The new Tracker2fc prototype boards came in late last week, and on Friday I built two of them and got one installed in a sample of a low-cost 5-watt synthesized UHF transceiver module. It's working great so far, aside from some minor mechanical fit issues. And I think maybe I broke the antenna lead on this sample, but the other one had the modem header installed wrong and would need some work to get the board to fit.
This system is the closest I've come to what I envisioned for the T2 a few years ago when I first started thinking about the OpenTRAC protocol and how a tactical SAR tracking system ought to work. A lot of that thinking was done on long walks through the woods at Vandenberg - I can remember where I was on the trail when I decided on certain critical features.
There's still a lot to be done before I can achieve that ideal, but at least it's a step in the right direction. The next big (and rather expensive) step is going to be getting the VHF version going. The vendor is sure they can do it, but I'm doubling their time estimates in my own planning. I might have samples to show at Dayton, but I'm not holding my breath.

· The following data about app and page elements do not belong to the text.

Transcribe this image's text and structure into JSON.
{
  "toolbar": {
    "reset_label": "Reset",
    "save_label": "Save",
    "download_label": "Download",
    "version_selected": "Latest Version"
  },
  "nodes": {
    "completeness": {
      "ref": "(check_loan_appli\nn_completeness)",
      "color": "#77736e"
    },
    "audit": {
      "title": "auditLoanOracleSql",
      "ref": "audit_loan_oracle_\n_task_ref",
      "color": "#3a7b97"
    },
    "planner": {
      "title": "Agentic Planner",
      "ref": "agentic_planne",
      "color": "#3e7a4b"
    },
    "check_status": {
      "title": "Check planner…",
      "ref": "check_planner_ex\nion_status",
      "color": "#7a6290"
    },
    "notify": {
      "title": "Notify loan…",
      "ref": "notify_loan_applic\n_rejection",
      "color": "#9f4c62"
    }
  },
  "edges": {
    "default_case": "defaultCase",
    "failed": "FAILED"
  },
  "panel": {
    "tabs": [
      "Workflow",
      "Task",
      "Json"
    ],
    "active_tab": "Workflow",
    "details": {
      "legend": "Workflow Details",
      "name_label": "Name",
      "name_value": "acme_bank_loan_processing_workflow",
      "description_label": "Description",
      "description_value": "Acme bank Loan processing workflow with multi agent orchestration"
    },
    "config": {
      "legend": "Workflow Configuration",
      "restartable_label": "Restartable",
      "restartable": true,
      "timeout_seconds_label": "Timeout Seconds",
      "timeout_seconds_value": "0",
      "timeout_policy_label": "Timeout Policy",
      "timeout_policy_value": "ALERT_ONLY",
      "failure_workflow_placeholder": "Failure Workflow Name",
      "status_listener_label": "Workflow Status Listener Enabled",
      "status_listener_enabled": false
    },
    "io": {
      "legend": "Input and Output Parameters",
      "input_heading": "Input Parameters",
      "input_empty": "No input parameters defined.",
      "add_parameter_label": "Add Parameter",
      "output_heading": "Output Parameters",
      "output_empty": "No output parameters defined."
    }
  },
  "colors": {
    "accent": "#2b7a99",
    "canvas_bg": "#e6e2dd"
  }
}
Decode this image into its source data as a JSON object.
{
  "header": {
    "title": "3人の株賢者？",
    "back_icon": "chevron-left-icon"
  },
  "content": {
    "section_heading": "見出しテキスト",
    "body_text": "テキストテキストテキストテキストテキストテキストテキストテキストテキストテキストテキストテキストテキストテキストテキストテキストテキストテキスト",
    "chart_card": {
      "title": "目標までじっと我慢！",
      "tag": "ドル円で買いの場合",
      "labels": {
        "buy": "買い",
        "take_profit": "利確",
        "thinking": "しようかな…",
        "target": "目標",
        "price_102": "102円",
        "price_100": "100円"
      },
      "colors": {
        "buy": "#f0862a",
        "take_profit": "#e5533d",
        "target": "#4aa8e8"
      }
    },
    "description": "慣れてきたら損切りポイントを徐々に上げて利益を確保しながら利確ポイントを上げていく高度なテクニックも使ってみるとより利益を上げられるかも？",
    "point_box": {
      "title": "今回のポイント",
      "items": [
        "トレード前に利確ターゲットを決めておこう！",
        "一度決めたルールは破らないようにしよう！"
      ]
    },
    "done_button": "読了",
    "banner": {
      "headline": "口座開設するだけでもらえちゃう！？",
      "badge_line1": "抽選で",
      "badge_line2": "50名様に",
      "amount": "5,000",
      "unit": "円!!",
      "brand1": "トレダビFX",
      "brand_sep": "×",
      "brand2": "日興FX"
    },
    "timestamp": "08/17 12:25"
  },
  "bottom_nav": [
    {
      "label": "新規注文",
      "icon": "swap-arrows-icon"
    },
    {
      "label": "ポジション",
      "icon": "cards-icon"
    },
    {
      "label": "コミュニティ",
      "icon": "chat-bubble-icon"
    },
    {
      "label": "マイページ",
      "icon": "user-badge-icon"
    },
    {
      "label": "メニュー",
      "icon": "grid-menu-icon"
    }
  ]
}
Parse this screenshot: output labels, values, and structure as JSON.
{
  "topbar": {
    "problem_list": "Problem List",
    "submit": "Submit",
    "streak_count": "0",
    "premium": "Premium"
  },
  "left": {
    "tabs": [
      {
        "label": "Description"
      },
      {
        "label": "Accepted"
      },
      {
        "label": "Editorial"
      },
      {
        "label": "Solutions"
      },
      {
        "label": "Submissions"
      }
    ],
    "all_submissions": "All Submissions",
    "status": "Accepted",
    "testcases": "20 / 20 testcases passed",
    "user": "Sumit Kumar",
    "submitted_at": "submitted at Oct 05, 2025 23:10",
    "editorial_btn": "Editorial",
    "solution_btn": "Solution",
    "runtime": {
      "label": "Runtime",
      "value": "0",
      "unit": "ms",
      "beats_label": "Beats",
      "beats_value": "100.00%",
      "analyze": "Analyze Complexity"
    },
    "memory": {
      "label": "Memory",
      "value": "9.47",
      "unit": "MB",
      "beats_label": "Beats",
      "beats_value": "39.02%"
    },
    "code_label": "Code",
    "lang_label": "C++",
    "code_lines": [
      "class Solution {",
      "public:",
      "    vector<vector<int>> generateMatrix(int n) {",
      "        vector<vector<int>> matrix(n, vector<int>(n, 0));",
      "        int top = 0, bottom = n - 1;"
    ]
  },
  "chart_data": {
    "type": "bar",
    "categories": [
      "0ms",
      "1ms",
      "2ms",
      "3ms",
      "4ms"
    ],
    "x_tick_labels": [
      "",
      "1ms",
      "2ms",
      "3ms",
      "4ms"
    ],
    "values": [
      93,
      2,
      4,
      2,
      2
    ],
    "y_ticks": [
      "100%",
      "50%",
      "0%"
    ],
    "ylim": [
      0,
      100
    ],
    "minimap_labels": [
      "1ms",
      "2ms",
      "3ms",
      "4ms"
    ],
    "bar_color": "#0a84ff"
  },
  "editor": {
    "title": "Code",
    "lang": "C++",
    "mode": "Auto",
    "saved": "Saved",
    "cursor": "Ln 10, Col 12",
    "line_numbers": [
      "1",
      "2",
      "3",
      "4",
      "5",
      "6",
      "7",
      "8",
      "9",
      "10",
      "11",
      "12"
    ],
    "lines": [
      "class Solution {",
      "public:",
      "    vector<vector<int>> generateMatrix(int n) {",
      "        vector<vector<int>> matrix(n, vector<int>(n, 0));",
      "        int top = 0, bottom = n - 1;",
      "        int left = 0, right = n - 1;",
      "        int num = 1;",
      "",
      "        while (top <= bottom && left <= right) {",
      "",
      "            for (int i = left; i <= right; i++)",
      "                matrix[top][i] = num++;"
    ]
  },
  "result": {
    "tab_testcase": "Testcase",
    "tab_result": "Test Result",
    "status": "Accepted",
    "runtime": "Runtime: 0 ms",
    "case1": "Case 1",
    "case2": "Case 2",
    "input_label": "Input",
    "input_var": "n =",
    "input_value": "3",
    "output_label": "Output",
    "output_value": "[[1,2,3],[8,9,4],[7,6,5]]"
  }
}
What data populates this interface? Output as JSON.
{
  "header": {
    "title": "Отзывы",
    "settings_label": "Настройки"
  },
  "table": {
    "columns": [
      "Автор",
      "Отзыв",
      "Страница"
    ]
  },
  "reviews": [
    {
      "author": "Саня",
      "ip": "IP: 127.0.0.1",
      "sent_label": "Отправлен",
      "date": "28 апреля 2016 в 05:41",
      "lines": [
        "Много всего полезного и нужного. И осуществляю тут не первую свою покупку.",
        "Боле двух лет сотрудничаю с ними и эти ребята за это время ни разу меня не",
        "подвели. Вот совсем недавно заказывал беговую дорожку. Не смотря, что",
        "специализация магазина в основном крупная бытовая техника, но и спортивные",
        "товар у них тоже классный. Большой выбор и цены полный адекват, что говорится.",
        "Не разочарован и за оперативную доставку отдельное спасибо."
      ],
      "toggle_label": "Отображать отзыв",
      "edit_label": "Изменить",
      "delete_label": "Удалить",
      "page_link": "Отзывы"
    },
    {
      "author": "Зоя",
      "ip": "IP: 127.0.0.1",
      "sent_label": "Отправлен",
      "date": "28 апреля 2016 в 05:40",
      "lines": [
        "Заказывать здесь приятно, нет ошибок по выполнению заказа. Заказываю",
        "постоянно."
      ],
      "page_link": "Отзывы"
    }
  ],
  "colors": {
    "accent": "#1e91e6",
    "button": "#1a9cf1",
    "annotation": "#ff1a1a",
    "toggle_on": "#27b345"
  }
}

I was planning to get some more debugging work done on the T2's support for the Garmin fleet management interface tonight, but when I do too much coding late at night I get wired and can't fall asleep for hours. And when I do sleep, I dream in C code and schematics.
Tomorrow I've got an appointment to check out some commercial spaces in the business park across from the airport. Things are getting too crowded here. One of the units is actually about twice the size of what I was looking for, but it might work after all. FTI needs to find a new office too, and since it looks likely that I'll be doing some consulting work with them on a regular basis for another year or two, sharing a larger place might be a good option - I'll be able to cover both without a lot of running around. FTI needs more office space and I need more warehouse space, so I think it'll work well. And if they leave town when the project is over, I can take over the remaining space or it can be split back into two units again.
I hadn't really planned on getting back into Air Force stuff again, but there's not really anyone else who knows the systems well enough to handle the modernization effort. And besides, there's a lot of satisfaction in knowing that my systems (ok, not solely my systems, but I put more work into them in the last decade than any other three people combined) are getting used on the Shuttle program, and maybe eventually Constellation as well - and knowing that we did on a shoestring budget what Lockheed Martin couldn't do for tens of millions.